Topics on the National Yammer network are usually related to social media best practices. That’s a good thing and it’s probably due to social media enthusiasts climbing on board first. But I’m also seeing other topics pop up like video conferencing, links to newspaper articles about us and the potential use of QR Codes. There’s a strong innovative bias, which is great if innovation is your job.
Global Policy Yammer Community
After the SMILE conference in April we decided to take things one step further and start a global police yammer community. To sign up, go here and follow the instructions. A moderator will need to verify your identity. This is a little tricky in international context, so please also email a quick introduction to me (firstname.lastname@example.org) or to Lauri Stevens (email@example.com).
The Global Police Yammer Network was created by Ed Sabel, the web advisor and Editor in Chief of webservices at Police Brabant Sid Oost, inn the Netherlands.
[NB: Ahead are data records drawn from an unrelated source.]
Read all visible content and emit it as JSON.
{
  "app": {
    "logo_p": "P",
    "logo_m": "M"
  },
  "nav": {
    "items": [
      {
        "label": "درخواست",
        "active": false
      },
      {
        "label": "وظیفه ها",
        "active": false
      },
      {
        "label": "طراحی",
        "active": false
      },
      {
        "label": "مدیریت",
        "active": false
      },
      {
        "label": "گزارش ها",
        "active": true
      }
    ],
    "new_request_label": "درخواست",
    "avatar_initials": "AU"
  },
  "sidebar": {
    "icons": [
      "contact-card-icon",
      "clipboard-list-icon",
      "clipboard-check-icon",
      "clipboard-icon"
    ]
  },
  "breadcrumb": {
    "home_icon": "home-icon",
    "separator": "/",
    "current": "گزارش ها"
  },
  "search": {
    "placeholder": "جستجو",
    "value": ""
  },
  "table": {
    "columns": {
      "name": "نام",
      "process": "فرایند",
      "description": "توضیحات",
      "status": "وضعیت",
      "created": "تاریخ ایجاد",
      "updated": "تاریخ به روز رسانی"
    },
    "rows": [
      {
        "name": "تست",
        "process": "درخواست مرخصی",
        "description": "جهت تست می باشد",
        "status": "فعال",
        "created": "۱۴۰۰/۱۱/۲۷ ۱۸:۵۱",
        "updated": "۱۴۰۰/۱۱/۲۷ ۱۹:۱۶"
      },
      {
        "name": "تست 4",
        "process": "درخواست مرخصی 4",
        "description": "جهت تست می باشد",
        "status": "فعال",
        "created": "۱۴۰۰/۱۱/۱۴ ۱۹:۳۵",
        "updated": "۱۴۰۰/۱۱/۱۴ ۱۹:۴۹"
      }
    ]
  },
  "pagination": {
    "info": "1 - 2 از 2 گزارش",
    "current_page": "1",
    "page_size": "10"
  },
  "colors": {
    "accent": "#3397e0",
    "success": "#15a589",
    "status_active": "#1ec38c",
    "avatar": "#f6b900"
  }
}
He explained, “Yammer is a mobile closed community, but gives us the possibility to pull vital information of the society in our law enforcement organisations by use of a combination with Twitter. It also is an opportunity to coöperate in law enforcement worlwide, whereever you are (mobile use) and whenever you like. ‘We’ know more than I”.
Most of its current members are Dutch cops politely chatting in English, but there are already a number of international colleagues. Messages can be longer than on Twitter, but let’s keep them short. Long discussions are better held in places like LinkedIn.
A note of warning: the global police yammer is inherently not ultra secure. Neither is any group setting, but the problem grows exponentially with these kind of technologies. Don’t yammer around highly confidential information, not even as a private message to a femme fatale unless you want it to end up on WikiLeaks. In other words; it’s as private as room that you haven’t checked for hidden microphones. That leaves plenty to talk about.
Potential and trust
Wouldn’t it be great to have something like Yammer to discuss top secret stuff as well? What if you’re working on a case involving suspects and victims in ten different countries? What if you could instantly add a bunch of colleagues from all over the world to an ad hoc chat network dedicated to a specific case or problem area?
One of the big issues in ad hoc international cooperation is trust. How do you know that the detective working on your case in a far away unknown foreign country with dubious democratic practices can be trusted? It takes a long time to build trust and it may take a long time to go through your (flesh and bone) social network to find out who’s on the other side of the communication.
I ran into this site by pure chance. I’m not suggesting that we use it, but it points to a possible solution. Basically it’s an online reputation and circle of trust management system. Investigator A in Rotterdam trusts investigator B in London who trusts investigator C in Shanghai with his life. Using an automated system like the investigator A could contact investigator C without having to first call investigator B for advise. This is similar to how Couch Surfing allows complete strangers to stay in your house with rarely any incidents.
This is slightly outside my area of expertise, so I’d be really interested to know if there is (innate) need for that or these things are already happening. You can contact me in the comments, on Twitter or at firstname.lastname@example.org [Spam will be reported to the police 🙂 ]